** Try it **
A single figure is the whole answer: the number of lines in the entries that contain "Untitled".

(Items from a data source)
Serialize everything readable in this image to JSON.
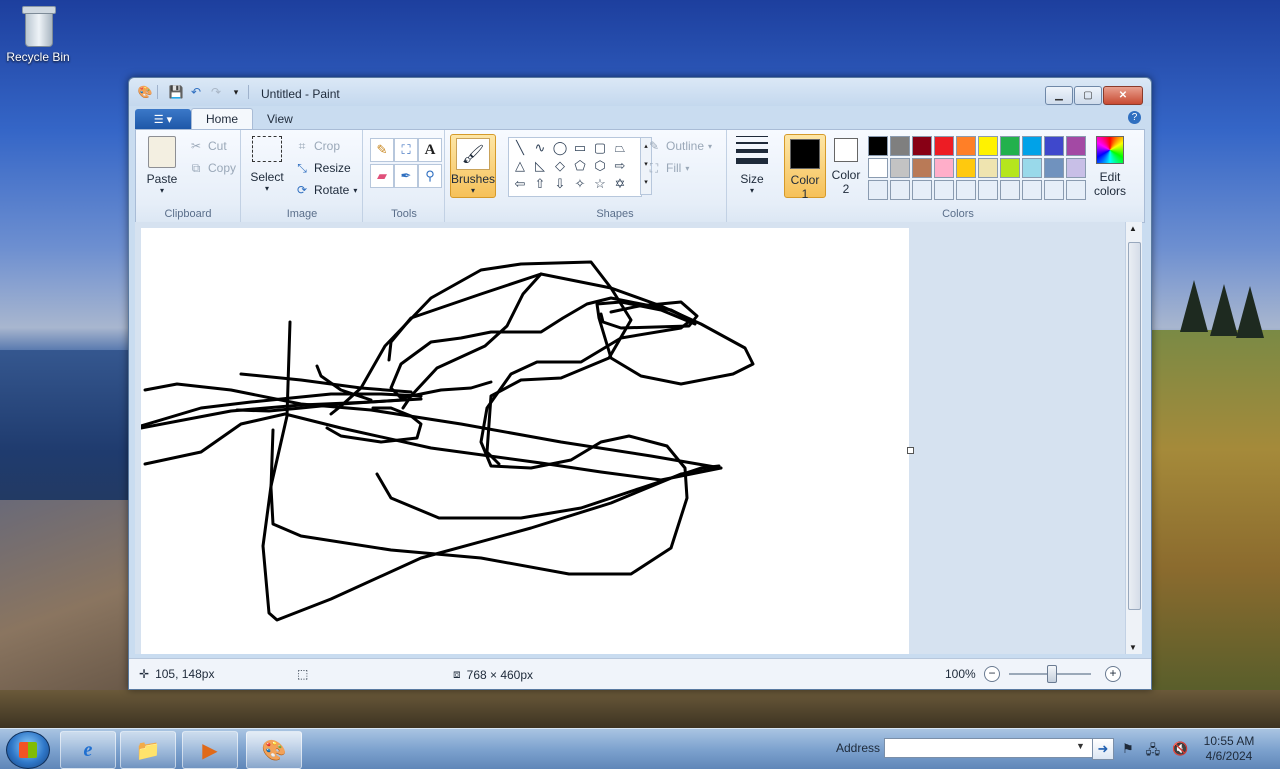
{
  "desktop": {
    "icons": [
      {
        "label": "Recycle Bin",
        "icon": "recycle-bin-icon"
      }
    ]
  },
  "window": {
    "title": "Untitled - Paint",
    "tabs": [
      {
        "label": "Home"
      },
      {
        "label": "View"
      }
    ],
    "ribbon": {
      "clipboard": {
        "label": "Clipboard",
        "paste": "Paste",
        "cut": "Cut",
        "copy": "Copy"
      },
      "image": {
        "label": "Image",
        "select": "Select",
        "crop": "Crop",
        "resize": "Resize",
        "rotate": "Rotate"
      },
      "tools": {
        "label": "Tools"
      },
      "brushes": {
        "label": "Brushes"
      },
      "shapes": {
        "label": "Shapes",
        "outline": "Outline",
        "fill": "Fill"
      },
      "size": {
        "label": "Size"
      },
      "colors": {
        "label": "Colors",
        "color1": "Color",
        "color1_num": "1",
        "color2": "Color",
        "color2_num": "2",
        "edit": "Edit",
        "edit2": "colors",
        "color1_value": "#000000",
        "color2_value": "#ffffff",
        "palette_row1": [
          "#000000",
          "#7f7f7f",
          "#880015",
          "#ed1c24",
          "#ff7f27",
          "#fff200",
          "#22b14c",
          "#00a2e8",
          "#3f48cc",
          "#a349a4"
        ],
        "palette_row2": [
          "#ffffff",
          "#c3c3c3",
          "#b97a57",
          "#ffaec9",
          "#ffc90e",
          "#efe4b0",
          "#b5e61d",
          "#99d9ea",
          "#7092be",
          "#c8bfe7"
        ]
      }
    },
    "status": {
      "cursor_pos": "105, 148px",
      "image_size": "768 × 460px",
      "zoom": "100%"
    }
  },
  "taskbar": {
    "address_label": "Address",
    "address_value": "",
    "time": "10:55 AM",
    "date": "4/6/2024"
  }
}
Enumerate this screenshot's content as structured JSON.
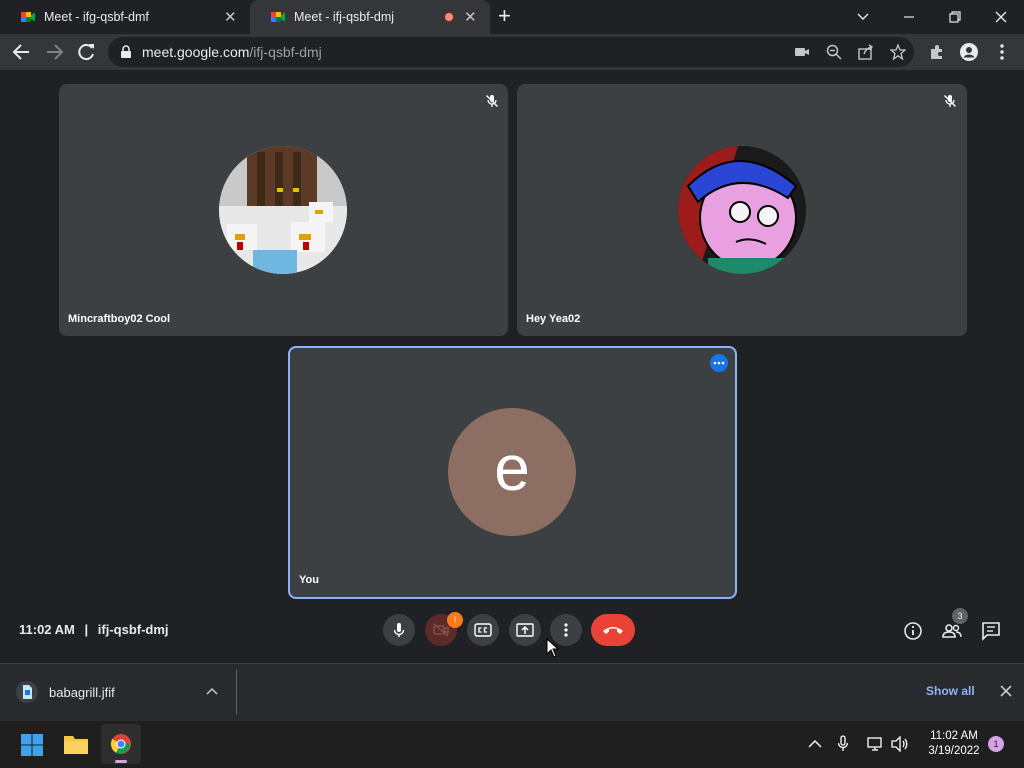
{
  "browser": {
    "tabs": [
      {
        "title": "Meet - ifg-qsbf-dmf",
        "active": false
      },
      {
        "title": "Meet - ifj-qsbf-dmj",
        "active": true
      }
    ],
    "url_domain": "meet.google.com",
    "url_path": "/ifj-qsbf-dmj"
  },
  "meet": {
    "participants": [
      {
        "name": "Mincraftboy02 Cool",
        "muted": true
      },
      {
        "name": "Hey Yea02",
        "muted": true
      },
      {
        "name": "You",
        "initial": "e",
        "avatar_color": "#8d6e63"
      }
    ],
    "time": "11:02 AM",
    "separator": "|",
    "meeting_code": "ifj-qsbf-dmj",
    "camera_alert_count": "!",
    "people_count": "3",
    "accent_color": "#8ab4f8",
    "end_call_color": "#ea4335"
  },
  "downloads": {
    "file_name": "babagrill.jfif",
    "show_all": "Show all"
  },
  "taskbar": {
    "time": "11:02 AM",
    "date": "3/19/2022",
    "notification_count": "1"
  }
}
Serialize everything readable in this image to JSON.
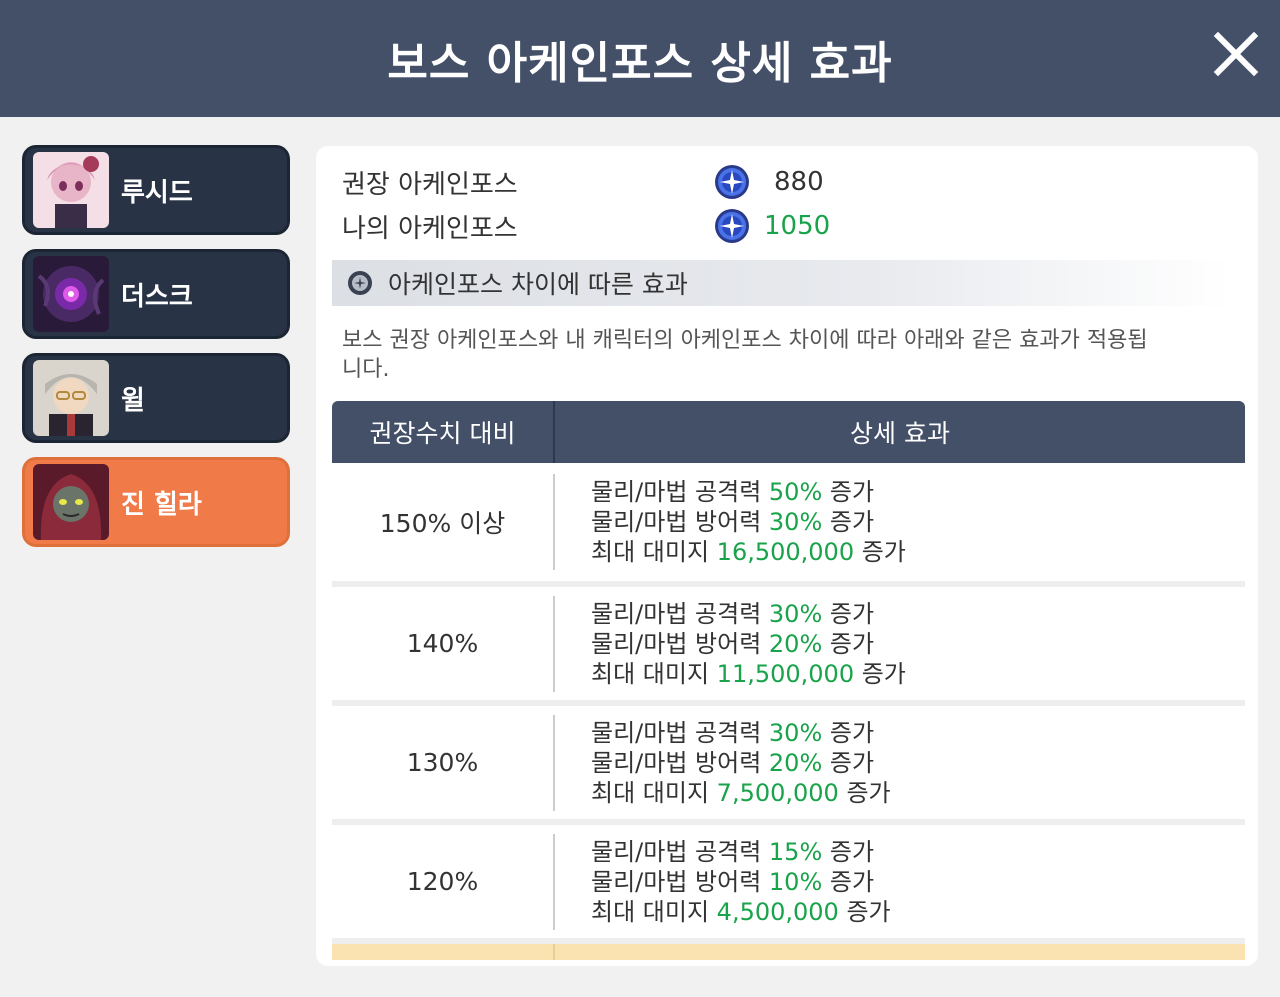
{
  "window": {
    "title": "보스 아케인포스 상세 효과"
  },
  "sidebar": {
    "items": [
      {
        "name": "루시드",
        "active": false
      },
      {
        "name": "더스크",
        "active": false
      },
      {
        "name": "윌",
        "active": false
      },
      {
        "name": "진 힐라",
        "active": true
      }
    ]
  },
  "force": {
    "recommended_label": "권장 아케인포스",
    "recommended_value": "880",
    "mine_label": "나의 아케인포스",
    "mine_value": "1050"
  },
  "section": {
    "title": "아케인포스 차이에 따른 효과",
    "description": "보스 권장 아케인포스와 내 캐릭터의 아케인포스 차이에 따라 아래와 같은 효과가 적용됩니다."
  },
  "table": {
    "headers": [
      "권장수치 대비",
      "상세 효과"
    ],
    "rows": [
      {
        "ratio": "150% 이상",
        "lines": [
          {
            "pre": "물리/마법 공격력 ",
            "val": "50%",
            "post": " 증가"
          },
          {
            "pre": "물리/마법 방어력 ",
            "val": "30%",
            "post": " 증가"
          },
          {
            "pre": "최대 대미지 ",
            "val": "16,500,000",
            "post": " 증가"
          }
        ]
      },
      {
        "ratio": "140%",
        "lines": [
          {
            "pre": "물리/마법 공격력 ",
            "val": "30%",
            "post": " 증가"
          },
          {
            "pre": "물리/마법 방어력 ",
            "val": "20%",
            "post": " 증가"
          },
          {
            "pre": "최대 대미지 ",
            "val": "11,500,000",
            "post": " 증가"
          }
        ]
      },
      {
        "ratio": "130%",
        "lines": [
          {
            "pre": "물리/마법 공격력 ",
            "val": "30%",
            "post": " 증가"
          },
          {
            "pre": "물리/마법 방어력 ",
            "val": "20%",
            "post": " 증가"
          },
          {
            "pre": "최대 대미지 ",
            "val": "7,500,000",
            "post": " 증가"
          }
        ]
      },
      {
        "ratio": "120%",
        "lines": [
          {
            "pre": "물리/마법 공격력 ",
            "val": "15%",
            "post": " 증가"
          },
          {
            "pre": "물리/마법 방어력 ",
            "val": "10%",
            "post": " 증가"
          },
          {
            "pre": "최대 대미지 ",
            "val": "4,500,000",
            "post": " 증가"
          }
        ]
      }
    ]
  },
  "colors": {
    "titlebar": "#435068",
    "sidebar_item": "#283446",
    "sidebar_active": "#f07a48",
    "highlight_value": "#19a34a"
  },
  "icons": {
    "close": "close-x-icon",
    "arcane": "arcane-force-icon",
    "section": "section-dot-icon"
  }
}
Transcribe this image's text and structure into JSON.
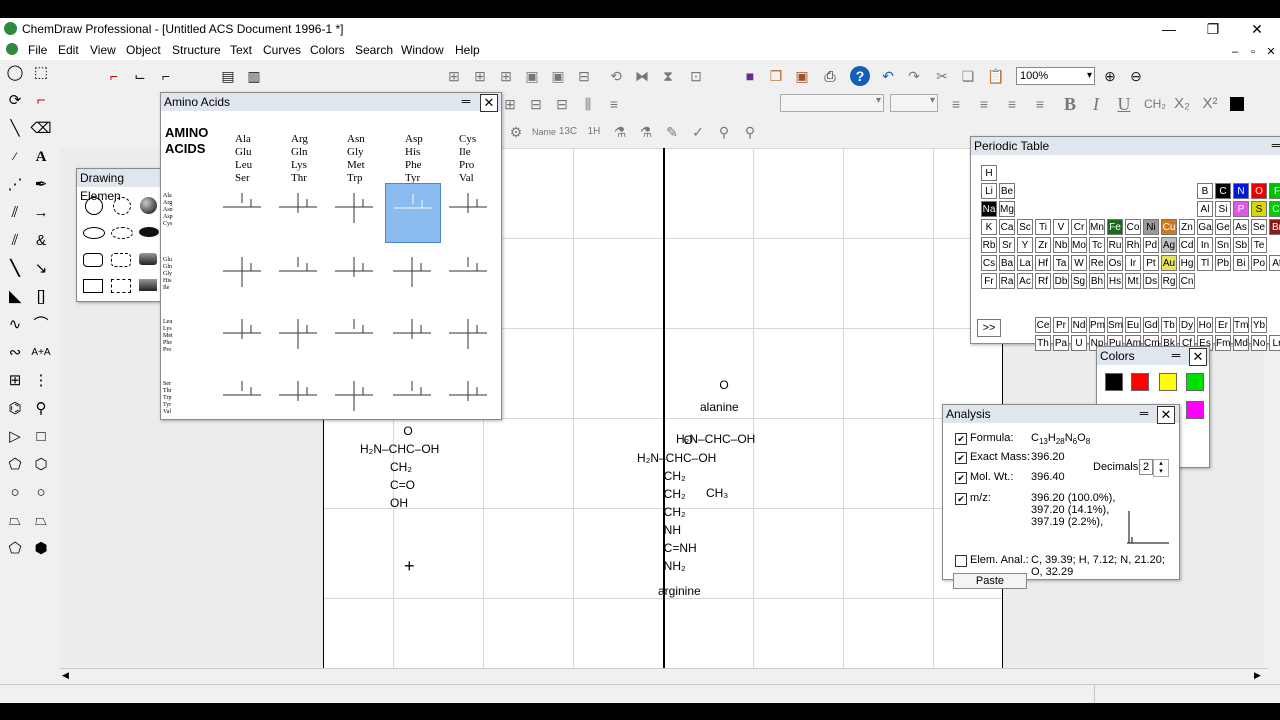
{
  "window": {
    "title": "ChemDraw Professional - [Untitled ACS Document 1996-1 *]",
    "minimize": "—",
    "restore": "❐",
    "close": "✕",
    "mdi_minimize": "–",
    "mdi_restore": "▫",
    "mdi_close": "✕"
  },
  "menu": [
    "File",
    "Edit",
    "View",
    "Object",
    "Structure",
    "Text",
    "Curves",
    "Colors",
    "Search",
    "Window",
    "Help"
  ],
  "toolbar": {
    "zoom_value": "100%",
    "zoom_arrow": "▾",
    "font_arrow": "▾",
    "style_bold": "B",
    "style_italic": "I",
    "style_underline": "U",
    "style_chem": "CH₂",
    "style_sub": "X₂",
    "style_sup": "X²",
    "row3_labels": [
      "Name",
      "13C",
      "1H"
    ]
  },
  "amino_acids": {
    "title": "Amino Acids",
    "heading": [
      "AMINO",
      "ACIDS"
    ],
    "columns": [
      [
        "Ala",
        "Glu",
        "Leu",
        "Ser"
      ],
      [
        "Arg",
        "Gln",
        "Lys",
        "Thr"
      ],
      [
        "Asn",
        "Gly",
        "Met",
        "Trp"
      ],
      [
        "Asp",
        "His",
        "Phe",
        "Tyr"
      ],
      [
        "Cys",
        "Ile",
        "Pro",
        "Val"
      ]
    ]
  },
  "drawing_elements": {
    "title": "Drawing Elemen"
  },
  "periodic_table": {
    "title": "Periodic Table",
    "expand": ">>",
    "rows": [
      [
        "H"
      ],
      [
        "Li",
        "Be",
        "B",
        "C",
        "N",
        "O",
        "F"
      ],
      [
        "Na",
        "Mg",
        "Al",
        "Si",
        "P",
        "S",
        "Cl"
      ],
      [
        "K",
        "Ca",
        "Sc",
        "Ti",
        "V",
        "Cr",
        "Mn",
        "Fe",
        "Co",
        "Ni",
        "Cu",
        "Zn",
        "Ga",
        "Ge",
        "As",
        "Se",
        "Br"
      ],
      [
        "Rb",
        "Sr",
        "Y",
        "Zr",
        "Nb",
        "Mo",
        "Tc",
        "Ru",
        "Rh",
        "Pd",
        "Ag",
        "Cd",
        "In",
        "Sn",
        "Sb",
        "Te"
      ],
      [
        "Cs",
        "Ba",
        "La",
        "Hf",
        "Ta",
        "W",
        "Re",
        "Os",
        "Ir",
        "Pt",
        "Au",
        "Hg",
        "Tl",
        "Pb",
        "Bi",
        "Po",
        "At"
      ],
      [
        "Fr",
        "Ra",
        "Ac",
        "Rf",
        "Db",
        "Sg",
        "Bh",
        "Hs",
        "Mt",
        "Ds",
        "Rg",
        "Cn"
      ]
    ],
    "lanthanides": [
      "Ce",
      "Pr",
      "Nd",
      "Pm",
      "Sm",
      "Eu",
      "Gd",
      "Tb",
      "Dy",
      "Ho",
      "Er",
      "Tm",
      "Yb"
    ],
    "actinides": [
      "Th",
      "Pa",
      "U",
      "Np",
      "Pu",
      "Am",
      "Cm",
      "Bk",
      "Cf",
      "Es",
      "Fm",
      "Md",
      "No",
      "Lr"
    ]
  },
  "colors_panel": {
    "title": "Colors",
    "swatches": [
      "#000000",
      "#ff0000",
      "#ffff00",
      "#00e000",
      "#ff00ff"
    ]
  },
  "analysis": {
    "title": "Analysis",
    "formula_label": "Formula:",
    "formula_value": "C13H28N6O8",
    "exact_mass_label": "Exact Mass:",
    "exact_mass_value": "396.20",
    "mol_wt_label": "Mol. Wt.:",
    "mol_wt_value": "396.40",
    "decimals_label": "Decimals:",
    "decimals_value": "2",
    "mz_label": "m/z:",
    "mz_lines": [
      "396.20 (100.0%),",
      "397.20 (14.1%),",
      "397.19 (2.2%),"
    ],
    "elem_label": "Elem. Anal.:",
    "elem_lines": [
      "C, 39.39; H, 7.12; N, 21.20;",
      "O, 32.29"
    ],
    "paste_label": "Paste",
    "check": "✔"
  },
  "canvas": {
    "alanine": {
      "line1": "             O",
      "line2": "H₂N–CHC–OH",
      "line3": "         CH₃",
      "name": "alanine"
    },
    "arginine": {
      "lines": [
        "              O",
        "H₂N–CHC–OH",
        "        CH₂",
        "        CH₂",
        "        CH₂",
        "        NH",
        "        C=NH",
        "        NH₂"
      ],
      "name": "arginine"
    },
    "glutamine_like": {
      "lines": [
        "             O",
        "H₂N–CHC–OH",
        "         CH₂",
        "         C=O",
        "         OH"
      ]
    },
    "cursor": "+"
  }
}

** Solution to the exercise **
2